What you need to do:
Among the entries that follow, some lines contain the word "Main". Show all of them.

[[ Records provided, beginning ]]

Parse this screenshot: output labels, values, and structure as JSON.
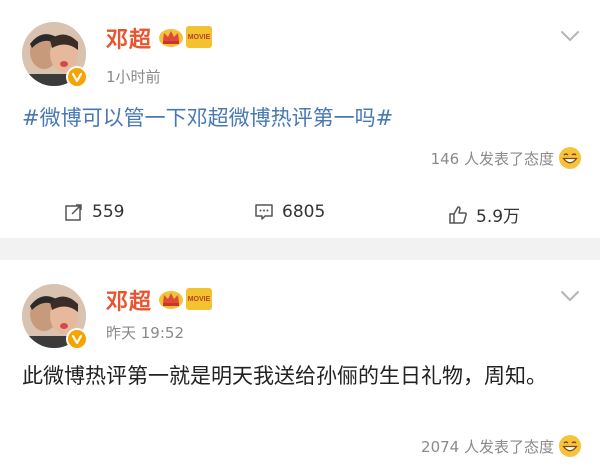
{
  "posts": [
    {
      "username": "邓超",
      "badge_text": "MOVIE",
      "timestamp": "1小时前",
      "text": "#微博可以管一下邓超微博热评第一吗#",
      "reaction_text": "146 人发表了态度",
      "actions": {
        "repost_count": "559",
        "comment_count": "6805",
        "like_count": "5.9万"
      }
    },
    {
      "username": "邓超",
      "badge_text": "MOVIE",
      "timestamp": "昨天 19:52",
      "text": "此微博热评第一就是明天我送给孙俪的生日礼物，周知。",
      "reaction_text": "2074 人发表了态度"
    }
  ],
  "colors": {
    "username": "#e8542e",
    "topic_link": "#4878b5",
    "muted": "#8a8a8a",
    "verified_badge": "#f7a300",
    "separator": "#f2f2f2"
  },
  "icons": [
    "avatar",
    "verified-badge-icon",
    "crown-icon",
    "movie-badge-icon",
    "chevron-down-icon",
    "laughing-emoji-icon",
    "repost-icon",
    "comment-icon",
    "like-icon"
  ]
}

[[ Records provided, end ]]
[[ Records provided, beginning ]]

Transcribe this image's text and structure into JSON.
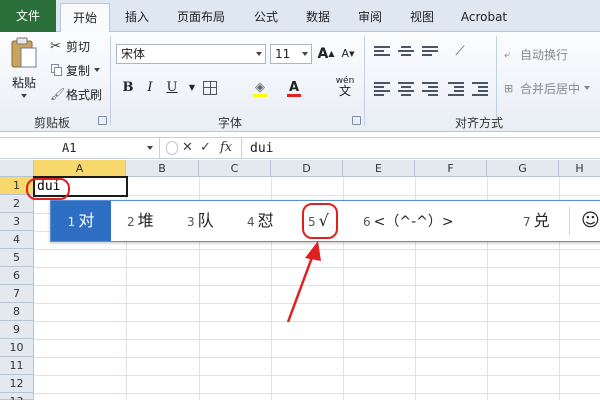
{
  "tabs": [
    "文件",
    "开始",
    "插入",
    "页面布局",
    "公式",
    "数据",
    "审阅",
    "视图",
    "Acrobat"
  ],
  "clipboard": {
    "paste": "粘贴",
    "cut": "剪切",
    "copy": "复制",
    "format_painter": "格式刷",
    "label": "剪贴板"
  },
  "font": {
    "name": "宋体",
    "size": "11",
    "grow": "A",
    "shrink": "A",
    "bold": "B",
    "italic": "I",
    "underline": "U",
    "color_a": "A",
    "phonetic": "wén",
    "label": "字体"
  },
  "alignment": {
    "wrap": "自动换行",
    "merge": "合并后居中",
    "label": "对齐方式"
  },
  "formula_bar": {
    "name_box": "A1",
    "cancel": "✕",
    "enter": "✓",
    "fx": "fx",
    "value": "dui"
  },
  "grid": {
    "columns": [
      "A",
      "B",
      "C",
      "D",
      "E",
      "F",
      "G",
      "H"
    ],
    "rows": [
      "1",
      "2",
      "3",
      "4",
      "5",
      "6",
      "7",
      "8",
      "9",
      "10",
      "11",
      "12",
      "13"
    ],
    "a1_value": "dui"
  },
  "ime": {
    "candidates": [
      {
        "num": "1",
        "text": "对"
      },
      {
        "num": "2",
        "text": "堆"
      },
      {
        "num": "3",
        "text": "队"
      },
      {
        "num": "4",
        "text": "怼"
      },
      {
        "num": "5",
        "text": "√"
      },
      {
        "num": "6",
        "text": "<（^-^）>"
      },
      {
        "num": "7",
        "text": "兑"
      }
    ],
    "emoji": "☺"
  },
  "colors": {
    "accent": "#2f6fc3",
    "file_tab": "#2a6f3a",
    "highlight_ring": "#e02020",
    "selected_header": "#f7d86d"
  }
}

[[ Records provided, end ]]
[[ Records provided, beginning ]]

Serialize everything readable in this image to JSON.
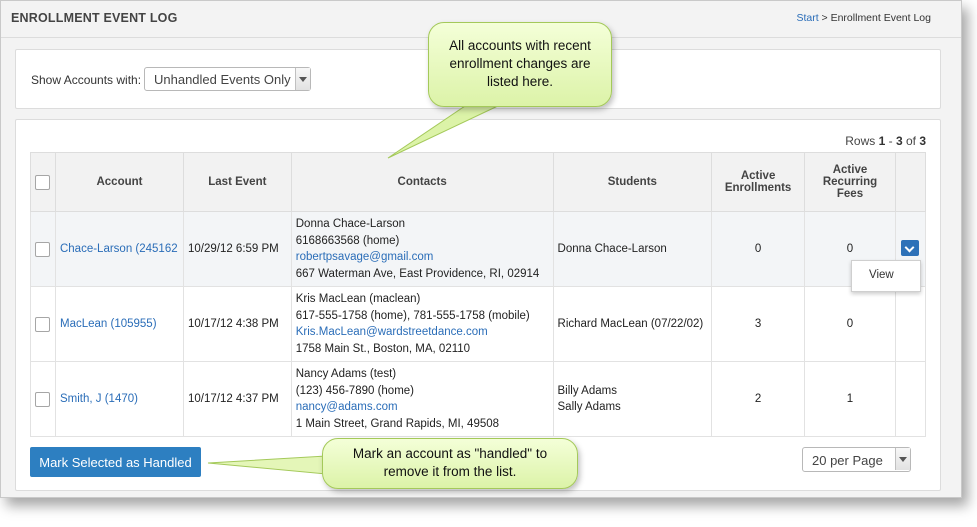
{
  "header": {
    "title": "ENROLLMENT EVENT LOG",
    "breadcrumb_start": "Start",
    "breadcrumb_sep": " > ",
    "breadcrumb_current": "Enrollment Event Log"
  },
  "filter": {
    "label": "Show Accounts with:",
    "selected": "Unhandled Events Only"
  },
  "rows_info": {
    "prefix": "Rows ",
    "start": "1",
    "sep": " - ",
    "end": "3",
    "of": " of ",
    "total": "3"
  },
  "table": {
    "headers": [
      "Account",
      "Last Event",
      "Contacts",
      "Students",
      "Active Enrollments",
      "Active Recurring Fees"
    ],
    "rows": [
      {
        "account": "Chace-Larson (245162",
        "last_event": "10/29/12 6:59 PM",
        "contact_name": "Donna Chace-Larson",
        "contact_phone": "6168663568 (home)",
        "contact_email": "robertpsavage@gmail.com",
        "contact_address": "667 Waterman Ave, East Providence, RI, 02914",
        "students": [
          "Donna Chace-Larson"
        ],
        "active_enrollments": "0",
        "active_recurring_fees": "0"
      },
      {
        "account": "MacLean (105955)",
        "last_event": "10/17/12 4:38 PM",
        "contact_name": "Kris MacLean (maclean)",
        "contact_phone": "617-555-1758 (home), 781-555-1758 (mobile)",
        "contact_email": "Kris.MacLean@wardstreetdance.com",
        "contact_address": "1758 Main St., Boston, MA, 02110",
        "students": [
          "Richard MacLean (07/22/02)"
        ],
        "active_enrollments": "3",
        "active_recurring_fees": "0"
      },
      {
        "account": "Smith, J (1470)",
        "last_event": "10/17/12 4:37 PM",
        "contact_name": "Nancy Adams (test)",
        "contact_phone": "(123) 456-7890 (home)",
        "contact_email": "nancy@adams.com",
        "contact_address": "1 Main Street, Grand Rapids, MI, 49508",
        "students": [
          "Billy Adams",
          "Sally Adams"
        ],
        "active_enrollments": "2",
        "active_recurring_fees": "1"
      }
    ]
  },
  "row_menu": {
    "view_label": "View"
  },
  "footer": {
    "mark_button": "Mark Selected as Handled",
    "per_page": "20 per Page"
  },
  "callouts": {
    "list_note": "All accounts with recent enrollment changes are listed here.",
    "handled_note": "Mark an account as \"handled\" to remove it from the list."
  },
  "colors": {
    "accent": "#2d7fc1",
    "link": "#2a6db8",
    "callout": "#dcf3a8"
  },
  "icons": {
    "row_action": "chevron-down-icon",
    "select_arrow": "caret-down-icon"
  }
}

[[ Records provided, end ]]

Answer below:
        "contact_address": "1758 Main St., Boston, MA, 02110",
        "contact_address": "1 Main Street, Grand Rapids, MI, 49508",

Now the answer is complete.